In today’s age, IT challenges faced with a single sourced vendor approach, can lead to significant complications. Like many examples in recent history, such as the Financial Crisis, having no backup plan or limited knowledge can results in costly solutions.
Diversification in today’s unsettled market is the framework for ensuring operations during difficult times. In an environment where IT must fight for organizational dollars, it is important to work smarter, not harder by planning ahead and adding value through vendor deployment. Regardless of network services, application deployment multi-vendor strategies form the backbone for ensuring continuous operation and service evolution. As for the benefits, they speak for themselves:
• Reduce Operating Cost: Building an efficient and secure network infrastructure in a rapidly changing IT landscape is a relentless and complex task. By pursuing a “best-of-breed” approach to technology selection, your company becomes armed with a powerful weapon: Choice. No longer are you being driven by a single vendor, you are able to negotiate with market-leaders who are aimed at solving specific business needs and technical problems. It is not all about creating pricing wars, but savings is created from vendors service, and supporting obligations to deliver operational efficiencies. Historically, according to Gartner, lower total cost of ownership (TCO) for organizations with multi-vendor networks is common because of the ability to shop around for lower prices. In turn, this reduces a lack of control on costs due to a virtual monopoly being enjoyed by your sole vendor partner.
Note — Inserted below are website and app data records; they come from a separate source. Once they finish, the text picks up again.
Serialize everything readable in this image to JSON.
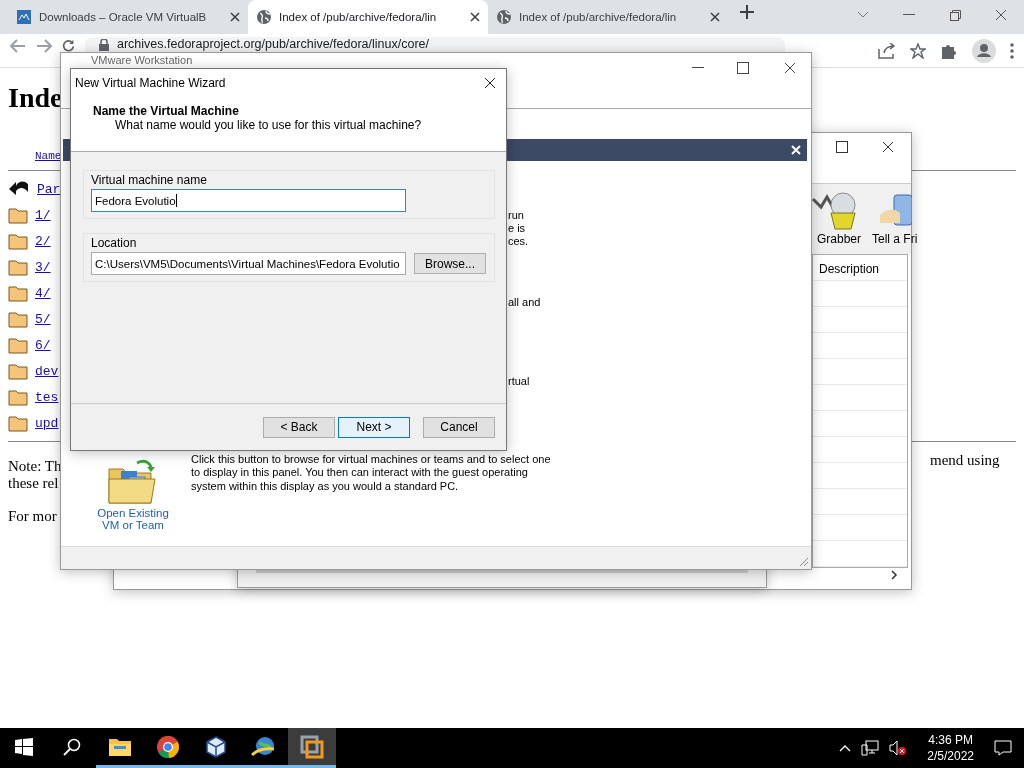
{
  "browser": {
    "tabs": [
      {
        "title": "Downloads – Oracle VM VirtualB",
        "kind": "vbox",
        "selected": false
      },
      {
        "title": "Index of /pub/archive/fedora/lin",
        "kind": "globe",
        "selected": true
      },
      {
        "title": "Index of /pub/archive/fedora/lin",
        "kind": "globe",
        "selected": false
      }
    ],
    "address": "archives.fedoraproject.org/pub/archive/fedora/linux/core/"
  },
  "page": {
    "heading": "Inde",
    "sort_link": "Name",
    "entries": [
      {
        "kind": "parent",
        "name": "Par"
      },
      {
        "kind": "folder",
        "name": "1/"
      },
      {
        "kind": "folder",
        "name": "2/"
      },
      {
        "kind": "folder",
        "name": "3/"
      },
      {
        "kind": "folder",
        "name": "4/"
      },
      {
        "kind": "folder",
        "name": "5/"
      },
      {
        "kind": "folder",
        "name": "6/"
      },
      {
        "kind": "folder",
        "name": "dev"
      },
      {
        "kind": "folder",
        "name": "tes"
      },
      {
        "kind": "folder",
        "name": "upd"
      }
    ],
    "note": [
      "Note: Th",
      "these rel"
    ],
    "note_end": "mend using",
    "more": "For mor"
  },
  "back_window": {
    "toolbar": [
      {
        "label": "Grabber",
        "kind": "grabber"
      },
      {
        "label": "Tell a Fri",
        "kind": "tell"
      }
    ],
    "column": "Description"
  },
  "vmware": {
    "title": "VMware Workstation",
    "panel_text": [
      "run",
      "e is",
      "ces.",
      "all and",
      "rtual"
    ],
    "open_button": {
      "label": "Open Existing VM or Team",
      "description": "Click this button to browse for virtual machines or teams and to select one to display in this panel. You then can interact with the guest operating system within this display as you would a standard PC."
    }
  },
  "wizard": {
    "title": "New Virtual Machine Wizard",
    "heading": "Name the Virtual Machine",
    "subheading": "What name would you like to use for this virtual machine?",
    "fields": [
      {
        "label": "Virtual machine name",
        "value": "Fedora Evolutio",
        "focused": true
      },
      {
        "label": "Location",
        "value": "C:\\Users\\VM5\\Documents\\Virtual Machines\\Fedora Evolutio",
        "focused": false,
        "button": "Browse..."
      }
    ],
    "buttons": [
      {
        "label": "< Back",
        "default": false
      },
      {
        "label": "Next >",
        "default": true
      },
      {
        "label": "Cancel",
        "default": false
      }
    ]
  },
  "taskbar": {
    "apps": [
      {
        "kind": "explorer",
        "selected": false
      },
      {
        "kind": "chrome",
        "selected": false
      },
      {
        "kind": "vbox",
        "selected": false
      },
      {
        "kind": "globe",
        "selected": false
      },
      {
        "kind": "vmware",
        "selected": true
      }
    ],
    "time": "4:36 PM",
    "date": "2/5/2022"
  }
}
• Performance Metrics: Keep the bar high in a competitive environment, it pays to keep a level of performance among your vendors. A multi-vendor approach gives you the power to identify poor performers and eliminate them without risking system integrity or restarting lengthy and complex projects from the beginning. Performance metrics show both the vendor and yourself exactly where they stack up, and where they need to improve.
• Contingency Planning and Recovery: A survey of 400 IT executives by IDG Research revealed that 40% rate their organizations’ ability to recover their operations in the event of disaster or disruption as “fair or poor”. Three out of four companies fail from a disaster recovery standpoint, according to the Disaster Recovery Preparedness Benchmark. A multi-vendor approach enables organizations to react to downtime or poor service quality in a way which provides continuous operations. A smart, detailed approach to vendor selection (data center footprint, redundancy objectives, support approaches) can ensure that downtime is eliminated. Multi-vendor approaches enables organizations to look at both functionality and features as well as vendor stability to find a blend which reaps the maximum benefits.
• Innovation: Today’s high-performance business landscape requires technology decisions to be coupled with business requirements. Having a single-source vendor presents a false security of having a single trusted advisor. The trusted advisor will lull businesses to believe they are automating a manageable and self-defending network. In reality, a single-vendor trusted advisor limits businesses from the ability to negotiate, achieve the best pricing and full range of functionality available. Innovation occurs at the vendor’s pace, and not with what is best for your business.